No, a thousand times no. Let us not allow the working masses to forget that the war has been caused by world-wide economic and political complications, and not by ugly and despicable personal qualities in the peoples with which Germany is fighting. Let us have the courage, when we hear the invectives against “perfidious Albion,” the “degenerate French,” the “barbaric Russians,” etc., to reply by pointing out the ineradicable riches contributed by these peoples to human development, and how they have assisted the fruition of German civilisation. The Germans, who have themselves contributed so much towards the international treasury of civilisation, ought to be able to exercise justice and veracity in judging other peoples. Let us point out that all peoples have the same right to independence and autonomy for the preservation of which the Germans are struggling ....
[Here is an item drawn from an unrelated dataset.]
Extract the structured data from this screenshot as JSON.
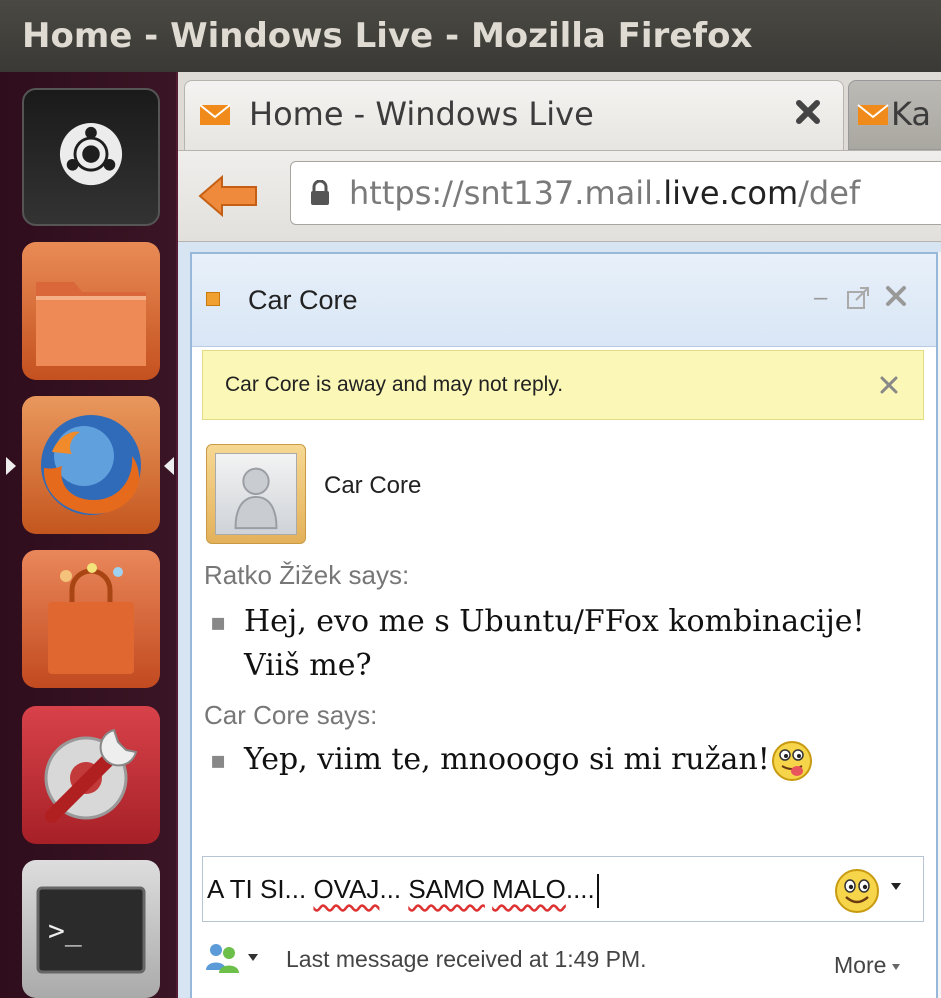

We Socialist women hear the voices which in this time of blood and iron still speak softly, painfully, and yet consolingly, of the future. Let us be their interpreters to our children. Let us preserve them from the harsh brazen sound of the ideas which fill the streets to-day, in which cheap pride-of-race stifles humanity. In our children must grow up the security that this most frightful of all wars shall be the last. The blood of the killed and wounded must not be a stream to divide that which unites the present distress and the future hope. It must be as a cement which shall bind fast for all time
“Humanité” publishes a report from a Swiss correspondent that the journal “Gleichheit,” published at Stuttgart and edited by our well-known comrade, Clara Zetkin, has been suppressed, and her “Appeal to Socialist Women” confiscated. This action of the Würtemburg Government follows upon the speech delivered on Sunday, December 6, at a Party meeting at Stuttgart. She strongly attacked the attitude of the majority of the Social-Democratic Reichstag Section. At the conclusion of her speech the local Executive of the Party and about thirty delegates left the hall, leaving nearly a hundred delegates present. These delegates passed a resolution congratulating Karl Liebknecht on voting against the further war credits in the Reichstag.
The number of the “Gleichheit” for November 27 contained a stirring article by Clara Zetkin entitled “An Appeal to the Socialist Women of all Countries.” In it she wrote: “The longer the war continues, the more are the masks torn down that have deceived so many people. It is presenting itself in all its naked ugliness as a war of capitalist conquest and world domination.” She makes a passionate appeal to the Socialist women of all countries to preserve the old Social-Democratic ideal and not to permit themselves to be carried away by the pervading Chauvinism. She says “If men must kill, it is we women who must fight for life. If men remain silent, it is our duty to speak out.”
A certain number of copies of the “Gleichheit” were sent across the Swiss frontier before the issue was confiscated.